You can eat a lot of rice (brown is better), whole grains (like cracked wheat), and eggs. Eat at least 6 eggs at a time. Tofu is an okay vegetarian substitute for protein but it costs quite a bit more.
In your weight gainer powder, you want quality protein. There are some "weight gainers" that are mostly sugar. I accidentally bought one. Lots and lots of calories, but they were empty calories. Sugar is fine, but you need more protein than anything else.
By the way, you will probably see some bowel changes with diet changes. I suddenly had regular bowel movements at 10AM every day.
Here are some good 1000 calorie shake recipes. To help you get started.
Step 6: Final Notes
A quick review:
1)Eat 4000 calories a day, including lots of protein. Start by gradually increasing your food intake. Use a little protein powder and eat eggs (tofu protein is a good veg option but costs a lot more).
2)Stop aerobic exercise for the first three weeks. Thereafter do no more than 15 minutes 3 times a week.
3)If you don't already exercise regularly, prepare for strength training by doing stretch exercises for two weeks prior (20 min. 5 times a week). This will help prevent injury.
4)Strength train with compound exercises like pullups and very heavy weight. You shouldn't be able to do more than 5-10 reps for 3 sets. Train for an hour three or four times a week. No more. Every two weeks increase the weight you lift a little.
5)Every two weeks you should gain about five pounds. If you are gaining more than that, drop your daily caloric intake by 500 calories and check again in two weeks.
6)Once you've reached your weight goal, you can cut back on your strength training to 30 min 3 times a week. Gradually decrease your daily caloric intake by 500 calories every two weeks until your weight holds steady. Keep monitoring your weight every two weeks. You can begin significant endurance training again at this point.
When exercising, it is essential that you use proper form. An injury will drastically slow down or stop your progress. Get an exercise book (with pictures) to learn proper form. "Scrawny to Brawny" has good illustrated descriptions, but I'm sure there are other good books as well.
Habit can be your friend in your weight-gaining efforts. Eat at the same time and exercise at the same time if at all possible. Exercising in the morning is better than at night.
Hope this helps. I gained 5 pounds in two weeks before school finals hit and I fell off the bandwagon. It's time for me to get back on, and time for you to start.
Right now. Go buy some food: broccoli, peanut butter, rice, wheat cereal, eggs, and weight gainer. And, go check out an exercise book from the library.
You Can Do It!
Step 7: Update:
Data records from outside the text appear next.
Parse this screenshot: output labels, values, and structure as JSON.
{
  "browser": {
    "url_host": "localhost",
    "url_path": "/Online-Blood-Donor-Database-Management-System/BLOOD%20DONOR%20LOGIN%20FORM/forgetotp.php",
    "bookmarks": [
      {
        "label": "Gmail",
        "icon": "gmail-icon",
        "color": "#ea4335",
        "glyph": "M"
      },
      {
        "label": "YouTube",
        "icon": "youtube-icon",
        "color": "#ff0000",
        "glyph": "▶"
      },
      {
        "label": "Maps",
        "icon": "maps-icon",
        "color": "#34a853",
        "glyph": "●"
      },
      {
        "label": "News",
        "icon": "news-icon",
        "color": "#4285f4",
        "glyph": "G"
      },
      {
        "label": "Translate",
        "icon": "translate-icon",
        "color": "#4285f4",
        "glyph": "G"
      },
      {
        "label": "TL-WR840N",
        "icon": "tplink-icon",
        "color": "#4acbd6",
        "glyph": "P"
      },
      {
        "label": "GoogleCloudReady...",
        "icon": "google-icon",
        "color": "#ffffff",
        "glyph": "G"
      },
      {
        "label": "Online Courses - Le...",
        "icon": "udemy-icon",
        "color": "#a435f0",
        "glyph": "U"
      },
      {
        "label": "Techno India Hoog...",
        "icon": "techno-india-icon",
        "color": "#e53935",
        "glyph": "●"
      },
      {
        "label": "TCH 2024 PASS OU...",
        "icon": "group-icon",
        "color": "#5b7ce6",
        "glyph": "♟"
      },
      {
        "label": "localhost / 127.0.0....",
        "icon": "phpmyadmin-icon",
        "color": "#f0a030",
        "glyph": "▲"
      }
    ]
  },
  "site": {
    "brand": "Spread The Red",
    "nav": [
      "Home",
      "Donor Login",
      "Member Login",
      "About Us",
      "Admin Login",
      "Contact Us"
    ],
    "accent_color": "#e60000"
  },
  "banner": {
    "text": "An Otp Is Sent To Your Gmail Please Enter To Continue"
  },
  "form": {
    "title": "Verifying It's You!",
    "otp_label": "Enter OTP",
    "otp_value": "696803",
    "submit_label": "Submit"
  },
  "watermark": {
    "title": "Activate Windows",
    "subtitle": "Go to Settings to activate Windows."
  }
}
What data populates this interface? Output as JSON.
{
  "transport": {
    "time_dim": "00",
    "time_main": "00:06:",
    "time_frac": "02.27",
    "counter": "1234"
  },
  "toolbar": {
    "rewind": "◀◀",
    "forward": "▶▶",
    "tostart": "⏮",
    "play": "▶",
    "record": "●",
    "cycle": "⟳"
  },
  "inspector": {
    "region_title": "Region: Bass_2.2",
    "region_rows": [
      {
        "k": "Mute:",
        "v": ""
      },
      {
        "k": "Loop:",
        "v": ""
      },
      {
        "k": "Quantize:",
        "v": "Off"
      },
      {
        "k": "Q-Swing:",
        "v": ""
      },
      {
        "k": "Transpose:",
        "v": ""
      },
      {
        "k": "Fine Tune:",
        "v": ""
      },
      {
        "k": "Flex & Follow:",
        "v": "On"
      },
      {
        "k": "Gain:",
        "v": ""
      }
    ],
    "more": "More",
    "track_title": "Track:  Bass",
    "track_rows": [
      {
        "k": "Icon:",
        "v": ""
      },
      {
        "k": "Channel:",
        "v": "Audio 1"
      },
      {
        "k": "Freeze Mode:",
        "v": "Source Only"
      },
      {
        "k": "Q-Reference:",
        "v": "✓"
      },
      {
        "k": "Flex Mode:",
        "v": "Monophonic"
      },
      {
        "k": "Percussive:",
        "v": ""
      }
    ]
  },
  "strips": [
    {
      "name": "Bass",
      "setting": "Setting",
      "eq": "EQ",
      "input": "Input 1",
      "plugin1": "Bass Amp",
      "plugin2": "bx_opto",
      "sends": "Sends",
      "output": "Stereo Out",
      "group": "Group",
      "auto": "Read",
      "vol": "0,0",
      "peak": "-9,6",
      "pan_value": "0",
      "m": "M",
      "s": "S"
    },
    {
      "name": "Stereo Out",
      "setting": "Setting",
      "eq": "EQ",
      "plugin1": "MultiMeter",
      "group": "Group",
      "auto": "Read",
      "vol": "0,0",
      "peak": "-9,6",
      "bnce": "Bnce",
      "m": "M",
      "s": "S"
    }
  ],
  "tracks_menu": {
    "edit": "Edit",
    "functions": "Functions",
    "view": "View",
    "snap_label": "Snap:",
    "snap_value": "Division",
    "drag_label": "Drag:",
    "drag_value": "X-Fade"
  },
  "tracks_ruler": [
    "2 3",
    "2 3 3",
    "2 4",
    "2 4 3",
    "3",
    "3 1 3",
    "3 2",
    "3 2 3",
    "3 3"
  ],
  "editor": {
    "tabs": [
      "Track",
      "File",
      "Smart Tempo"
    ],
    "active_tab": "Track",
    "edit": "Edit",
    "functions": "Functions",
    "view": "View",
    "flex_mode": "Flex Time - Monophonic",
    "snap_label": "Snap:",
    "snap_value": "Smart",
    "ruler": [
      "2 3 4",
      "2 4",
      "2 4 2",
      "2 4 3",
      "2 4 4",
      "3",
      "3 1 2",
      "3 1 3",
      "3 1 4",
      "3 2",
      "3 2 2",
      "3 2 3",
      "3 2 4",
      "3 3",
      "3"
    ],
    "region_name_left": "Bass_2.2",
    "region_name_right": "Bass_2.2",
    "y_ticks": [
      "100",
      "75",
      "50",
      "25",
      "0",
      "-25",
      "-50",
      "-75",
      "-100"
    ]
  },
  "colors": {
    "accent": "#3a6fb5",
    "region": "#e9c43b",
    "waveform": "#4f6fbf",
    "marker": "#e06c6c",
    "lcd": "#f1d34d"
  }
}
I regularly consume a 1000 calorie shake in addition to my regular meals. I've gained up to two pounds per week by doing that in addition to my exercises. While I have not reached my personal physical goals yet, many of the habits I've been developing over the last year are taking me right where I want to go. Having back injuries which resulted in surgery set me back as well. ( I honestly hadn't intended to pun when I wrote that.)